Waid Observatory

Object: Messier 78 - NGC 2068
Date: Dec. 10, 2023  -  Location: Davis Mountains West of Fort Davis, TX
Telescope: 10 inch RC  -  Mount: Paramount-MX  -  Camera: Apogee U8300M
Exposure: LRGB = 18x5 min. each - (Bin 2x2)
Click on the image below to view at higher resolution.


M 78


Messier 78 - NGC 2068

M78 (Messier 78, NGC 2068) is a reflection nebula discovered by Pierre Mechain in early 1780[1]Charles Messier added it to his catalog on December 17, 1780[1].  This impressive celestial object resides in the Orion molecular cloud complex[1,2], a large cloud of gas and dust surrounding the Orion Nebula.  M78, like all reflection nebulae, shines with the reflected and scattered light of bright stars.  This gives the nebula its characteristic blue color and is essentially the same phenomenon that produces the blue color of our sky.  The illuminating stars are bright B-type stars[1].  The two brightest of these stars are cataloged as HD 38563A and HD 38563B[1] and are evident in the image above.

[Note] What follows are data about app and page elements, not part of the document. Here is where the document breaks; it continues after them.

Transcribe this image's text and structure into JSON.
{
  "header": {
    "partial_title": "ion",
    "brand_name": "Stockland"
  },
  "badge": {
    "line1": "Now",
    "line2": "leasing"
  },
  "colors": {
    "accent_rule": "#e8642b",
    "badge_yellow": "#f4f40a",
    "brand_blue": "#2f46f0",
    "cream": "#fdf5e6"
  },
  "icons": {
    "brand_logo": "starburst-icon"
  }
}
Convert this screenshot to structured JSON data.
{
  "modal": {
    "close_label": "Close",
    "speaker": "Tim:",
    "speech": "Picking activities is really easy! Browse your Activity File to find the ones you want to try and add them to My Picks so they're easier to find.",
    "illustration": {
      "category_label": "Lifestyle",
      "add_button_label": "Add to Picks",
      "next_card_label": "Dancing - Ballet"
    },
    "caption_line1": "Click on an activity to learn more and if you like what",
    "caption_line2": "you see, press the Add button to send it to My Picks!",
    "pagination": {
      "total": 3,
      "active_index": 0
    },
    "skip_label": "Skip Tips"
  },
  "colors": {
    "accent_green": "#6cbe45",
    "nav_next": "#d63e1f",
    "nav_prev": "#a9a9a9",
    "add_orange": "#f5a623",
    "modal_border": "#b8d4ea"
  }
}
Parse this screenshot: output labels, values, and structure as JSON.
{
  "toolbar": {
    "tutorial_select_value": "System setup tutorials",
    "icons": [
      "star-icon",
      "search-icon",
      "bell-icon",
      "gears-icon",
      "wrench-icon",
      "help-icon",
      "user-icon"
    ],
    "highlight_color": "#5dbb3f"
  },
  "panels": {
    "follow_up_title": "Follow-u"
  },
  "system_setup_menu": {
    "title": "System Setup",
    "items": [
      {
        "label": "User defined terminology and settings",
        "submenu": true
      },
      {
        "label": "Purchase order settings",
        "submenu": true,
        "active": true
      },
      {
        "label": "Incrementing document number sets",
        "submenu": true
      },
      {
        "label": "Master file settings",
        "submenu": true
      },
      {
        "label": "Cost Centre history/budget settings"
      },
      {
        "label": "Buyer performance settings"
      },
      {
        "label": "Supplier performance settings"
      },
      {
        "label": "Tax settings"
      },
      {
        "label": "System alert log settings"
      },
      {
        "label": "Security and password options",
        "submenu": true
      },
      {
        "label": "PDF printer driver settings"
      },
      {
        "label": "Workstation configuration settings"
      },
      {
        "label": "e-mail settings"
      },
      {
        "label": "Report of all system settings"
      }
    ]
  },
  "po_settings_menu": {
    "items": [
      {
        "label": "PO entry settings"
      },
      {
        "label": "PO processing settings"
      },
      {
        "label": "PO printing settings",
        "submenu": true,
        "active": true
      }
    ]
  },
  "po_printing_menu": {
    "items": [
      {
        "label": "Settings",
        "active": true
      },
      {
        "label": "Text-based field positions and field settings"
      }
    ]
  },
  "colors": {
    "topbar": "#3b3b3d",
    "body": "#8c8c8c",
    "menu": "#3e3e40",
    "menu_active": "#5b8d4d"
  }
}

The distance measurements to M78 vary from approximately 1,350[1] and 1,600[2] light years.  Additional spectrographic studies could possibly narrow this discrepancy.  The diameter of the nebula, depending on the distance measurements, is between 3[1] and 4[2] light years.

Several Herbig-Haro (HH) objects have been observed in M78[3].  These objects are associated with active new star forming regions[3].  This indicates strong activity of young stellar objects within M78[3].

1SEDS: http://www.messier.seds.org/m/m078.html
2NORILab: https://noirlab.edu/public/images/noao-m78ns/
3B. Zhao et al. (1999): https://iopscience.iop.org/article/10.1086/301002/fulltext/990062.text.html

Copyright Donald P. Waid